How severe is Europe’s dearth of AI talent and how does it compare to the United States, China and the United Kingdom – the world’s AI champions?
This week's guest on the Director’s Cut of ‘The Sound of Economics’, Annamaria Lusardi, raises the urgent need to adopt policies that seek to improve people’s understanding of financial concepts and risks, in conversation with Bruegel deputy director Maria Demertzis.
Financial literacy is financial education, such as basic economics, statistics and numeracy skills combined with the ability to employ these skills in making financial decisions. As more and more households are asked to make their own decisions about such issues, financial illiteracy can become a serious threat to their life-time welfare. The authors of this paper explain why financial literacy matters and suggest, in light of their findings, some policy recommendations.
In this blog post, we look at the impact of Brexit on UK’s education and research and development sectors in terms of students and staff, as well as funding.
Money has not held up educational advancement in Delhi or in India more generally. Delhi’s education budget has risen steadily. And the worry is that the increased budget will once again be hijacked by glamorous but wasteful projects, including in higher education.
On the 13th January 2014, Bruegel hosted an event to discuss the issue of youth unemployment in Europe. During the event, McKinsey & Co’s Mona Mourshed presented their latest report, “Getting Europe’s youth into work.” The event was introduced by Androulla Vassiliou, European Commissioner for Education, Culture, Multilingualism, and Youth. The discussion included remarks by […]
Intra-EU migration increased before the crisis, especially into booming countries like Ireland and Spain. What happened during the crisis?
What’s at stake: The global youth unemployment rate, which was already high before the start of the Great Recession, has reached skyrocketing levels in the past two years. While youth unemployment rates have increased in almost all countries, there has been wide divergence in the size of this increase – often reflecting the country specific aspects of the transition from school to work. For most, if not all, a serious discussion about the potential “scarring effects” induced by such a situation appears, however, warranted if we want to avoid having one generation permanently bear the burden of this crisis.
Since the introduction of the Shanghai ranking of the world‘s universities it has been clear that European universities are underperforming. This blueprint discusses the potential explanations and points at different reform priorities for higher education in Europe.

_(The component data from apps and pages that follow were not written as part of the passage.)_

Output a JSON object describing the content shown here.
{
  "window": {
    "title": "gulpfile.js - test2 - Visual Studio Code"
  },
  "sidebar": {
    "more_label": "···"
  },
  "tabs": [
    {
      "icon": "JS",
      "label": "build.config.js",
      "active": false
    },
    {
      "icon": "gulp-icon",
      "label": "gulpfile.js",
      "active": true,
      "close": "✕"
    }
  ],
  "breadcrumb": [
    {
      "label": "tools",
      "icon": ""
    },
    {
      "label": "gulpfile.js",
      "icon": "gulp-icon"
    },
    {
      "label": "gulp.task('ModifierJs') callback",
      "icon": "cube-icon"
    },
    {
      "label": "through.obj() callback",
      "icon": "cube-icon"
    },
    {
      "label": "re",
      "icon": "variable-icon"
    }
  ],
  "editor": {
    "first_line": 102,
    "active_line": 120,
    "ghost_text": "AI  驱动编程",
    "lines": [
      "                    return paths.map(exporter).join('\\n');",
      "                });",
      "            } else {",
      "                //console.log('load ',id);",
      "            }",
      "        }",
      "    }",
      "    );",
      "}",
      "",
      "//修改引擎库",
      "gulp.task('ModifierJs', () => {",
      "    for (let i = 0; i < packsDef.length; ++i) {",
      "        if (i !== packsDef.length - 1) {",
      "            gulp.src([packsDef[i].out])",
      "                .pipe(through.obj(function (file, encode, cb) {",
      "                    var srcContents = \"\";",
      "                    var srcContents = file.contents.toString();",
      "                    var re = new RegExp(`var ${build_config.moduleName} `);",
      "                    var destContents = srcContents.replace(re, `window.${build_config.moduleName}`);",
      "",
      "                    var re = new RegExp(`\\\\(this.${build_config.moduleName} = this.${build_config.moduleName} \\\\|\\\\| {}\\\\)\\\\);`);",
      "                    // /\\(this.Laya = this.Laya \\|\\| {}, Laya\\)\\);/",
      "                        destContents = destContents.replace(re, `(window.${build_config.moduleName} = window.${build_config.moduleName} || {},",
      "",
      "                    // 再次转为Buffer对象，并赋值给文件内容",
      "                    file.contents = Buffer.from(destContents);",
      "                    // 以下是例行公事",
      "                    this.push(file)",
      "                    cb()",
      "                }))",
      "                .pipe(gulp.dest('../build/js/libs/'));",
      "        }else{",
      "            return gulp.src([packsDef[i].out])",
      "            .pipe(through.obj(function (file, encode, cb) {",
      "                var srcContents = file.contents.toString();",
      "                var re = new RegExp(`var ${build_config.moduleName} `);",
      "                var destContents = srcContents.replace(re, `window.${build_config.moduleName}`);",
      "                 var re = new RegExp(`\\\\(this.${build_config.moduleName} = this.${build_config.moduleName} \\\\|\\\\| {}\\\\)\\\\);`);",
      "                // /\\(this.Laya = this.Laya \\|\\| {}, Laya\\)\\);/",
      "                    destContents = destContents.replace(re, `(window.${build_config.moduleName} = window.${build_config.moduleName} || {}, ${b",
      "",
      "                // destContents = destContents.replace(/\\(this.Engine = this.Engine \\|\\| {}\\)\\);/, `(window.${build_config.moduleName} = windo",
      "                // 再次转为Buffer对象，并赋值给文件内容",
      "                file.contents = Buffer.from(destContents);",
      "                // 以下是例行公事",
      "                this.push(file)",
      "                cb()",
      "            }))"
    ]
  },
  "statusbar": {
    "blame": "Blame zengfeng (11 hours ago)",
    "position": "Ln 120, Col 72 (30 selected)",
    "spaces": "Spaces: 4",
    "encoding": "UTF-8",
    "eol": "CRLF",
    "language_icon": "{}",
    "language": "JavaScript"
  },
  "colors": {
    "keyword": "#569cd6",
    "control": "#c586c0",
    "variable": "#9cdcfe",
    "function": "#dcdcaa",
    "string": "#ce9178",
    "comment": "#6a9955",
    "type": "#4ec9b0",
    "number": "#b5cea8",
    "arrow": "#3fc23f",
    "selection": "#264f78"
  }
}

Based on a survey of European universities, this policy brief states that despite the good performance of some countries, Europe as a whole trails the US by a wide margin. The reason is two-fold. First, Europe invests too little in higher education. Second, European universities suffer from poor governance, insufficient autonomy and often perverse incentives. […]
According to Jean Pisani-Ferry, underinvestment in human capital leads to a slow but inexorable erosion of Europe’s prosperity. A trend that could be efficiently addressed and reversed by developing and upgrading education systems and by devising a skilled migration policy, wouldn’t it be for a lacking sense of urgency. Click here to download this […]